David Warner has finally revealed whether he’ll be appealing his suspension from Cricket Australia in the wake of the ball-tampering incident.
Despite being touted as the most likely of the three players involved in the scandal to appeal his sentence, the former vice-captain has followed in the footsteps of Steve Smith and Cameron Bancroft by opting to accept the sanctions, saying he is “truly sorry” for his actions and will now work towards being a “better person, teammate and role model.”
I have today let Cricket Australia know that I fully accept the sanctions imposed on me. I am truly sorry for my actions and will now do everything I can to be a better person, teammate and role model.
— David Warner (@davidwarner31) April 5, 2018
The decision to accept the punishment means Warner will not play cricket for Australia in the next 12 months, nor will he be permitted to turn out in the Sheffield Shield, Big Bash and domestic one-day tournament during the same period. He has also been barred from ever holding a leadership position in an Australian cricket team again.

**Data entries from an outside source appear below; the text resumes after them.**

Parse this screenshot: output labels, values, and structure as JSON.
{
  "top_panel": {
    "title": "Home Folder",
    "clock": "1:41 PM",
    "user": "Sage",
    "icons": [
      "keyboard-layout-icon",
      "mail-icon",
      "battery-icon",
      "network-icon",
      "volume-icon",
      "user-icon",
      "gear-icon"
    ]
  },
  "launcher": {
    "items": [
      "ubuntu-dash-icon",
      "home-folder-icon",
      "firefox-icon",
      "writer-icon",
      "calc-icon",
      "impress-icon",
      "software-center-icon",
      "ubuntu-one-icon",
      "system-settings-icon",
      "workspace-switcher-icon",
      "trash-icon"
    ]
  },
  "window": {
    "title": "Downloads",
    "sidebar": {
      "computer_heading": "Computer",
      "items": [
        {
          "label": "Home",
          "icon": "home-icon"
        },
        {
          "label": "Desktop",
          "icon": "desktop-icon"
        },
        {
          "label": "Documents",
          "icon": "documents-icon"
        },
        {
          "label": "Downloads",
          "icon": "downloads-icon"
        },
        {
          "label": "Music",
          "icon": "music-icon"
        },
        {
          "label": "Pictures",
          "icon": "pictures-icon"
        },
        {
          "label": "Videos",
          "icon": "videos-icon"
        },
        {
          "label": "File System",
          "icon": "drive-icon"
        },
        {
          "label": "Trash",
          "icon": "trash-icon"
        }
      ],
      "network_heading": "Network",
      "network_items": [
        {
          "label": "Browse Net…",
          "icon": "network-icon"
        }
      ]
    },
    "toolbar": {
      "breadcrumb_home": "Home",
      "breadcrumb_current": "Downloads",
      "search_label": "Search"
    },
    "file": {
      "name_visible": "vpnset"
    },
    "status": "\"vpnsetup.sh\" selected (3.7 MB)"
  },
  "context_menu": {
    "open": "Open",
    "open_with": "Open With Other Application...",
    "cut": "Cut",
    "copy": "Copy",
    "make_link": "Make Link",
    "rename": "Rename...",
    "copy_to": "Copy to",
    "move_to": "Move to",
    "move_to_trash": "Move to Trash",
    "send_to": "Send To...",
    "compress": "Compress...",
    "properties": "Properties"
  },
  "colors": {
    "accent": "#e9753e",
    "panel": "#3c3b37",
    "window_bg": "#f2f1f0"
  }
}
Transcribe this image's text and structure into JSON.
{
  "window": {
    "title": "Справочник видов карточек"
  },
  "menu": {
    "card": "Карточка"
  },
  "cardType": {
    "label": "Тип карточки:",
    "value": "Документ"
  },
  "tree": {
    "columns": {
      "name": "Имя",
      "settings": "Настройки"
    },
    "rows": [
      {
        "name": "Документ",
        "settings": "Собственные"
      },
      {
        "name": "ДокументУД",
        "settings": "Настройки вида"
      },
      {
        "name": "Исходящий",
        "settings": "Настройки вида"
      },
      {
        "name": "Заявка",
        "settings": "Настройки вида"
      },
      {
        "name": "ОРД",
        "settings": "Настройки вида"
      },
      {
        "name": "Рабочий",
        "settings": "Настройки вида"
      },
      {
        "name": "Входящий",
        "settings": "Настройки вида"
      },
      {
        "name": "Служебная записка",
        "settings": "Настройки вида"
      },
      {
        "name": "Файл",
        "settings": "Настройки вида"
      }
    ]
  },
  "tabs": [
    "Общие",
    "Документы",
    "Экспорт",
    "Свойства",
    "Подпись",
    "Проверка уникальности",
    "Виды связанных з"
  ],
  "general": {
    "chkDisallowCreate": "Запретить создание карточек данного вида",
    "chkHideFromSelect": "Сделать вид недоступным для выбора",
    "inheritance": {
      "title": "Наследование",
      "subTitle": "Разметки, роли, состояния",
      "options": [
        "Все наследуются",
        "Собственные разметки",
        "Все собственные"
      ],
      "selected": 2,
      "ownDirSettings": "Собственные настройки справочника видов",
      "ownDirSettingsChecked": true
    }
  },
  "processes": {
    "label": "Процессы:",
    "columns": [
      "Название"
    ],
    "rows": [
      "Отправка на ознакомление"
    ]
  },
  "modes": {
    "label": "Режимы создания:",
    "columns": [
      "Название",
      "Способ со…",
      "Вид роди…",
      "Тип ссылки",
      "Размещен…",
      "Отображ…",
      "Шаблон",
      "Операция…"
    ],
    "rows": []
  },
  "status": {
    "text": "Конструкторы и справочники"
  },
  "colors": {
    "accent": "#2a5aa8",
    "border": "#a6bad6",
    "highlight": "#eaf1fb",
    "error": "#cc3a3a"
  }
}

Like Warner, Steve Smith was also handed a 12-month playing ban, but his leadership suspension is only for a further 12 months, as opposed to Warner’s permanent one.
Bancroft was given a leaner nine-month playing suspension.
The decisions of all three players to accept the sanctions has spared them and Cricket Australia of heading to an appeals process, one which could have continued to damage the sport’s reputation following the ball-tampering incident.
Attention will now turn to the ongoing review of the conduct and culture of the Australian men’s cricket team which was announced by Cricket Australia CEO James Sutherland after Smith and Bancroft admitted to ball tampering during the third Test against South Africa in Cape Town.
Sutherland’s position, one which he has held for the last 17 years, has come under pressure in the wake of the scandal, however the veteran administrator has been adamant that he has no plans to step down.